Get involved! Send your photos, video, news & views by texting HL NEWS to 80360 or e-mail us
Kevin Bryan's record reviews
7:00am Saturday 2nd June 2012 in NewsXtra
The latest reviews from Kevin Bryan.
Little Feat, "Time Loves A Hero / Down On The Farm" (Edsel EDSD 2113)- These two offerings represented the vinyl swansong of Little Feat's singer and slide guitarist Lowell George , and "Down On The Farm" was actually completed after the untimely death of the band's charismatic frontman in June 1979. George's well documented health problems meant that his creative input was fairly minimal by this stage, but Little Feat managed to cobble together a couple of robustly memorable albums nonetheless, with "Day At The Dog Races" and Terry Allen's "New Delhi Freight Train" emerging as the cream of an eclectic and entertaining crop.
Joe Walsh, "Analog Man" (Fantasy / Concord / Decca)- This guitar wielding eccentric is probably best known for his musical exploits with the hugely successful Eagles, but Joe's much quirkier solo work also repays closer investigation, and "Analog Man" represents a compelling throwback to his early seventies output with Barnstorm and the James Gang. Production duties on Joe's first solo album in more than two decades were handled by ELO's Jeff Lynne, and the redoubtable Ringo Starr pounds the drums on the autobiographical "Lucky That Way." The proudly reactionary title tune is another highlight of this fine package , with veteran axeman Walsh nailing his colours to the analog mast in typically witty fashion.

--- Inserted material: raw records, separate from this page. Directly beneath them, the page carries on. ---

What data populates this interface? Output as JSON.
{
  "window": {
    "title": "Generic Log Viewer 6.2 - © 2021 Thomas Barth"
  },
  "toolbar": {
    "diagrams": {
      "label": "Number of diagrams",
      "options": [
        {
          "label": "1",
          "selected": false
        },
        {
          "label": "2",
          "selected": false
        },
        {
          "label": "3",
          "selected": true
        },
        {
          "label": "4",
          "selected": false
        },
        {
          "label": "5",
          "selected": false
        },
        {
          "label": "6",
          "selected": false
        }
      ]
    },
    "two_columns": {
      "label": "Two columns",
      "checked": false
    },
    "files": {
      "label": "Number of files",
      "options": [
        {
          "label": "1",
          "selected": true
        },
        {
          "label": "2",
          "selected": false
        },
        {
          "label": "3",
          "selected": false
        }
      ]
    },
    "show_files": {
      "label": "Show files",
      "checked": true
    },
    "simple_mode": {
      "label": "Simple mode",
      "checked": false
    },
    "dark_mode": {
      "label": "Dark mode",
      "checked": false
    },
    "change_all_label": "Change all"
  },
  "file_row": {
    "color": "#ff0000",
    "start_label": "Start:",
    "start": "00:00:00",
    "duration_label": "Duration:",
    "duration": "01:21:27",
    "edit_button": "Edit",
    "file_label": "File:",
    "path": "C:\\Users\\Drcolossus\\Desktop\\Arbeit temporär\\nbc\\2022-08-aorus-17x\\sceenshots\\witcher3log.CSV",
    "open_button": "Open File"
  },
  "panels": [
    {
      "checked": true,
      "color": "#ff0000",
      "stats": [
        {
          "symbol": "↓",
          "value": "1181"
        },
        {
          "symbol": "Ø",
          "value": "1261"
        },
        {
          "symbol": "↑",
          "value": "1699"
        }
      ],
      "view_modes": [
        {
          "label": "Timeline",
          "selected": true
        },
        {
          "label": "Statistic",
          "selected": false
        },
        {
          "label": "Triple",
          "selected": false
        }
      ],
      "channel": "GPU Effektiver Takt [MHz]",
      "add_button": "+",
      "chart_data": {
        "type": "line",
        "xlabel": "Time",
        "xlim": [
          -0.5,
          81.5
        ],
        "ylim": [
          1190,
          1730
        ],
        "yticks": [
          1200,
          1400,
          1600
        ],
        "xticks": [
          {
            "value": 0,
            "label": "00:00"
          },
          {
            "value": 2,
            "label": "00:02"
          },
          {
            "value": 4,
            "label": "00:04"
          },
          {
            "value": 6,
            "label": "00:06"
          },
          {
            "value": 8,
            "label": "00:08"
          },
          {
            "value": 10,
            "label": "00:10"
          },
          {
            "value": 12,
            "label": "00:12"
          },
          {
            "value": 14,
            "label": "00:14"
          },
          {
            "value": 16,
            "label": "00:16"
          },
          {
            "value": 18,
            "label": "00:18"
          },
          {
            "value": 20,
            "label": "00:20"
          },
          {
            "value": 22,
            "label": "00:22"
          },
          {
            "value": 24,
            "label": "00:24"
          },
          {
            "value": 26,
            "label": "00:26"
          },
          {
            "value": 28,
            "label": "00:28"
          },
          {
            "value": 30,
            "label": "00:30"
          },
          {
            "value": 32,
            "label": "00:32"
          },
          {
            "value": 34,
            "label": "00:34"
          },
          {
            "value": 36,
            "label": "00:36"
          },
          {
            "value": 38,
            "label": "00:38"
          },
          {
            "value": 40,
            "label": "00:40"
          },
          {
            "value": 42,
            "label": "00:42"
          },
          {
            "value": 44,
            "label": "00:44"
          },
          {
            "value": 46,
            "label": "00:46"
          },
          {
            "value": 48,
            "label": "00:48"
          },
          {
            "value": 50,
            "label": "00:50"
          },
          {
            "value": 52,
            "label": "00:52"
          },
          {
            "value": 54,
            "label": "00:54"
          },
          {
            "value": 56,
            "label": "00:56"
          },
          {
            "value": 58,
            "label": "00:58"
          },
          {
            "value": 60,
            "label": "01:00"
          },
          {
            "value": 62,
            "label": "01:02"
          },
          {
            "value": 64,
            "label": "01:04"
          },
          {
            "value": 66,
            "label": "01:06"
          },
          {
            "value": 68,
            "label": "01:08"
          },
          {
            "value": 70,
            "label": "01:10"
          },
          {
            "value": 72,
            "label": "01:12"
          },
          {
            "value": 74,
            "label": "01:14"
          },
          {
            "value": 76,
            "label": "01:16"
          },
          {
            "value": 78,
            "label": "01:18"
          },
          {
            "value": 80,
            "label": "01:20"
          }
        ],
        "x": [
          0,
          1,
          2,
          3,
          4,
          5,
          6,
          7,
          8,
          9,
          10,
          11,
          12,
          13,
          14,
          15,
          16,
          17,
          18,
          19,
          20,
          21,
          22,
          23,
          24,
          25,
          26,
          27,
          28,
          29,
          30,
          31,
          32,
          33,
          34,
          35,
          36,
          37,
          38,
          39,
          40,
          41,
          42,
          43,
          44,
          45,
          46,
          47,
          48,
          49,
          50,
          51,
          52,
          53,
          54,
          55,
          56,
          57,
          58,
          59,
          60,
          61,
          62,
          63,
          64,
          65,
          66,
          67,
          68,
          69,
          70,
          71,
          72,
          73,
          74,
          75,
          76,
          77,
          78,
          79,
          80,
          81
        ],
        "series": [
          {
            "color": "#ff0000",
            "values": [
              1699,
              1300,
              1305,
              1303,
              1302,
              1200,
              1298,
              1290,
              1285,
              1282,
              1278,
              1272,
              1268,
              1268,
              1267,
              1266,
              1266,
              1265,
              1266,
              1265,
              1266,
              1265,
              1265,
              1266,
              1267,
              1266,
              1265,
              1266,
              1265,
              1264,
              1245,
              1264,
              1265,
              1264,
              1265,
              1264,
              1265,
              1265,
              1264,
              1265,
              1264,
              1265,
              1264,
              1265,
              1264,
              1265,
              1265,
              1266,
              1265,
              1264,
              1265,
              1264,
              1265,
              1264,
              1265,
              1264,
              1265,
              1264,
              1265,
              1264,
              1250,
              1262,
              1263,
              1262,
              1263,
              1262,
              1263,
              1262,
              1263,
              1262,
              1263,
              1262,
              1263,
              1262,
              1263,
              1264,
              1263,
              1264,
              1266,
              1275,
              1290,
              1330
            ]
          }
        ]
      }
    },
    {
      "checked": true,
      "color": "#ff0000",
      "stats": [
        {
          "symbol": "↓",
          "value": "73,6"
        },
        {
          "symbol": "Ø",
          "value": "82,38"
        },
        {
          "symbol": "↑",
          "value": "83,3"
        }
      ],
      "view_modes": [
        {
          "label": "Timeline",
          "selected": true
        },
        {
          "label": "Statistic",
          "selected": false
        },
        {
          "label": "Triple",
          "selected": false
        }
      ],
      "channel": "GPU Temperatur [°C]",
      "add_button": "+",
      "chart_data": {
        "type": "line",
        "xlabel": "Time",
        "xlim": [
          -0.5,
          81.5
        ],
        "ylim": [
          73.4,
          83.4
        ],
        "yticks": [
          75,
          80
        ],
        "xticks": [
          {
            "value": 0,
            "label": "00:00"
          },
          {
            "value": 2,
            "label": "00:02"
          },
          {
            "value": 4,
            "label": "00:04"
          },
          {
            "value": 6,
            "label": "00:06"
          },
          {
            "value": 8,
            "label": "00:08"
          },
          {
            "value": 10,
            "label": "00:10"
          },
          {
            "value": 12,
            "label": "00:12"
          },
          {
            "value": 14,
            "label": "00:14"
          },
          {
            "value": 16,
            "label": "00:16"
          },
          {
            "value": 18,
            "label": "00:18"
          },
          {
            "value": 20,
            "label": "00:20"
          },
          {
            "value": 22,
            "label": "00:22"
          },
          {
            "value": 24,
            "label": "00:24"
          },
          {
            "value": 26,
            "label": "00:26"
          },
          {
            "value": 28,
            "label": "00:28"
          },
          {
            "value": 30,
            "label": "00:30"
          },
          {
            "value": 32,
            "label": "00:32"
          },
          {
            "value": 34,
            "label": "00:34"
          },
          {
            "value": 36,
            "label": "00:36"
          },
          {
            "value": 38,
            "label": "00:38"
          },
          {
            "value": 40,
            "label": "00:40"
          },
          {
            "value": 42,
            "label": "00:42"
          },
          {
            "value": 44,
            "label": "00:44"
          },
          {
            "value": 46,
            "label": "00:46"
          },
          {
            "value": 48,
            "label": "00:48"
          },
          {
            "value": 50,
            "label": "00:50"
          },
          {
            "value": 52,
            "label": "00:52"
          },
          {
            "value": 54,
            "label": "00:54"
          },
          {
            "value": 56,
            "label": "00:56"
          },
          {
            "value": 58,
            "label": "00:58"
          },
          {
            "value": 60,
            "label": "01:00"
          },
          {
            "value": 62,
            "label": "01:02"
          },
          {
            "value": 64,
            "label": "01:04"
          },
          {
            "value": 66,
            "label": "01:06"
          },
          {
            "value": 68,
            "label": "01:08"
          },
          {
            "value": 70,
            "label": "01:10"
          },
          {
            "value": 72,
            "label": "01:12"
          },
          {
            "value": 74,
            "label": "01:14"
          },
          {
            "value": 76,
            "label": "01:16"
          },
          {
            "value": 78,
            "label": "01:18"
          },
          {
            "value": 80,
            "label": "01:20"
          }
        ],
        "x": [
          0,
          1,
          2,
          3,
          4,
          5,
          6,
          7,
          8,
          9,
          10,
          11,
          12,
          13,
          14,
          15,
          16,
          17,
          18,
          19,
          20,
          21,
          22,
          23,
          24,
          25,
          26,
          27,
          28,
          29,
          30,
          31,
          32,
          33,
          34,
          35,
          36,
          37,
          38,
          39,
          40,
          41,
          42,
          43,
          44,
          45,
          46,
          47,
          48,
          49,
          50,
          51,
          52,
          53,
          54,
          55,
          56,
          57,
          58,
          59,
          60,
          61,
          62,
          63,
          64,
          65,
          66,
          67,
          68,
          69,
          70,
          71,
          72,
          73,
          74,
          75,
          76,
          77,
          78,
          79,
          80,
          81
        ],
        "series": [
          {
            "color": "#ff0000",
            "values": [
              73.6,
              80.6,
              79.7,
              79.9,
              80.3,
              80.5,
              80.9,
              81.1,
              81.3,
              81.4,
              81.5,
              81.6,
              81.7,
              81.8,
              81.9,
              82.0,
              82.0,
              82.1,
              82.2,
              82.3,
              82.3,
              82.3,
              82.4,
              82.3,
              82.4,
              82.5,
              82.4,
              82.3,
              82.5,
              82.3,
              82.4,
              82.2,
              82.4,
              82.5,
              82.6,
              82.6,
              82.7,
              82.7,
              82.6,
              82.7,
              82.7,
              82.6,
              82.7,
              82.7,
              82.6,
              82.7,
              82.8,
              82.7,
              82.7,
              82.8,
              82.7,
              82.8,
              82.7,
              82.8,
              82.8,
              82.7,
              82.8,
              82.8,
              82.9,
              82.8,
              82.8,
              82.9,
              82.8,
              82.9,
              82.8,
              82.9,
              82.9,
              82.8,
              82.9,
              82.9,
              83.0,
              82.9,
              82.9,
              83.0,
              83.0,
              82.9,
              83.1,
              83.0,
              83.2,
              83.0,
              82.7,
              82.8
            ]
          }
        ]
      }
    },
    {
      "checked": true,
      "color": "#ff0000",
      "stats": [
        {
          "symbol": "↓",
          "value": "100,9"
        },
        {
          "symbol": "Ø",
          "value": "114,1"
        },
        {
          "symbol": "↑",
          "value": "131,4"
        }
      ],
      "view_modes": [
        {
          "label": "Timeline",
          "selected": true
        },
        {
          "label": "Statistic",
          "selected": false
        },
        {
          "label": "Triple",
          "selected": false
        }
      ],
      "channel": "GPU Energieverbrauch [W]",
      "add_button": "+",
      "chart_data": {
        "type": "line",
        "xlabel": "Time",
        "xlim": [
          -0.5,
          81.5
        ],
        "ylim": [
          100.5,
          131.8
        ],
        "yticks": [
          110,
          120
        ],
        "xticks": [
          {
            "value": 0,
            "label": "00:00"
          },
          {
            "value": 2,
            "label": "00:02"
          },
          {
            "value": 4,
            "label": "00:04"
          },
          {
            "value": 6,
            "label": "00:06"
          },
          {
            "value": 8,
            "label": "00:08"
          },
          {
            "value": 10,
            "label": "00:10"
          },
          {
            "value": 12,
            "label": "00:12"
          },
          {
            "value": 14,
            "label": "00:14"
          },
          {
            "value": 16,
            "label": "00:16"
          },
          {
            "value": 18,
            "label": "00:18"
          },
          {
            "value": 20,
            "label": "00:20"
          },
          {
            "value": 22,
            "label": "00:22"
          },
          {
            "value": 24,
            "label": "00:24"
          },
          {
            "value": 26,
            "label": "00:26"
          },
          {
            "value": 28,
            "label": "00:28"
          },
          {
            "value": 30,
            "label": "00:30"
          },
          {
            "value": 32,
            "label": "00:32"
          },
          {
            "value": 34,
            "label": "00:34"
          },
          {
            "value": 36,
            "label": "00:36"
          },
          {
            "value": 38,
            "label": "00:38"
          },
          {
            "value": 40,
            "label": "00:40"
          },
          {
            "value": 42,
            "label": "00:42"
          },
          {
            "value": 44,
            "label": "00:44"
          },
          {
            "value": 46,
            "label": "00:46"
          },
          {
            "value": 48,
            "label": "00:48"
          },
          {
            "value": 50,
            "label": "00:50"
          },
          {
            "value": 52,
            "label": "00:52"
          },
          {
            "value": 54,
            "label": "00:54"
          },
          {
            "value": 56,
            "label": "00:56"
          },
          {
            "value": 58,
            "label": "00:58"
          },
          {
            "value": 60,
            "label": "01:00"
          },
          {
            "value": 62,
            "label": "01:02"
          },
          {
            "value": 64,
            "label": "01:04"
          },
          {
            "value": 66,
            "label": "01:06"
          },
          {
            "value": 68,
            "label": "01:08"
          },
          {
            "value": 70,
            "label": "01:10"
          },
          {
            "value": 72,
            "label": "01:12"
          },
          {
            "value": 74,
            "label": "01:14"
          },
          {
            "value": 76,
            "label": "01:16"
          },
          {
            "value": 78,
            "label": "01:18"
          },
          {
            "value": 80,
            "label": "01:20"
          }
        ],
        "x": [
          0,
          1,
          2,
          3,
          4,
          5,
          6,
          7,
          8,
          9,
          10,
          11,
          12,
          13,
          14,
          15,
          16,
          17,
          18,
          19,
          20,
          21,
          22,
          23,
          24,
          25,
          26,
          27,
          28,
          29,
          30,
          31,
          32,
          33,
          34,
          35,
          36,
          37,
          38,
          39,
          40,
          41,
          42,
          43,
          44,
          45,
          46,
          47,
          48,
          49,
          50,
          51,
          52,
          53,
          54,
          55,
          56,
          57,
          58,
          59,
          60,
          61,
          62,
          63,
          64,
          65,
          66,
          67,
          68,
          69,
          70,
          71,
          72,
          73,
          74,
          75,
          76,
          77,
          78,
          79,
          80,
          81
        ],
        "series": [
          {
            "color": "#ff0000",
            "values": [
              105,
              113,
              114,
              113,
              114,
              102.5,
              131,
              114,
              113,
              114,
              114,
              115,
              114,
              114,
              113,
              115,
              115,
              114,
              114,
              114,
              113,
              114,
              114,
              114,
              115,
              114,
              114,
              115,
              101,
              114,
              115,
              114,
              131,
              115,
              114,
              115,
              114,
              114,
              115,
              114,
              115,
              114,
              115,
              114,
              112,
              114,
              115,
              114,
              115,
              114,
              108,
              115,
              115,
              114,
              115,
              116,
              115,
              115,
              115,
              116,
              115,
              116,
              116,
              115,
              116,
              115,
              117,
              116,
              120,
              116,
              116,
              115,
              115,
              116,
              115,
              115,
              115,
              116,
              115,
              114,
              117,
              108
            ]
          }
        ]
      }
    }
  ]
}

Goldstone and Clemmow, "The Planets and other British Piano Duos" (Divine Art / Diversions ddv 24154)- The centrepiece of this absorbing 1996 recital from the husband and wife team of Anthony Goldstone and Caroline Clemmow is Gustav Holst's original version of "The Planets" for two pianos.The more familiar orchestral form of this multi-faceted suite has since gone on to become one of the most popular works in the entire classical canon, and the keyboard duo do full justice to this mighty creation here. as well as tackling works by Edward Elgar and some of Holst's lesser known British contemporaries such as Bury and Bainton.
10cc, "In Concert" (Wienerworld WNRD 2542)- This new live DVD might be more accurately billed as "Graham Gouldman and friends in concert," since the former 10cc bass player is the only original member of the band on stage for the bulk of the set. Reclusive drummer Kevin Godley does make a brief cameo appearance but Gouldman is very much the star of the show,regaling his highly receptive London audience with some choice extracts from the 10cc back catalogue and nostalgic re-vamps of the hits that he penned for The Hollies. Herman's Hermits and the Yardbirds during the mid-sixties such as "For Your Love" and "Bus Stop."
Gerry and the Pacemakers, "20 Year Anniversary Album" (Angel Air SJPCD 382)- This unassuming 1982 package was conceived during a chance meeting between Gerry Marsden and record producer David Martin, when the duo hit upon the bright idea of celebrating Marsden's twenty years in the music business by re-recording some of his golden oldies from the heyday of Merseybeat in the early sixties. Tuneful gems such as "You'll Never Walk Alone," "How Do You Do It" and "Ferry 'Cross The Mersey" are all given an airing alongside Gerry's covers of a string of UK chart-toppers which presumably formed part of his later cabaret act,including "House of The Rising Sun" and Peter Sarstedt's "Where Do You Go To My Lovely."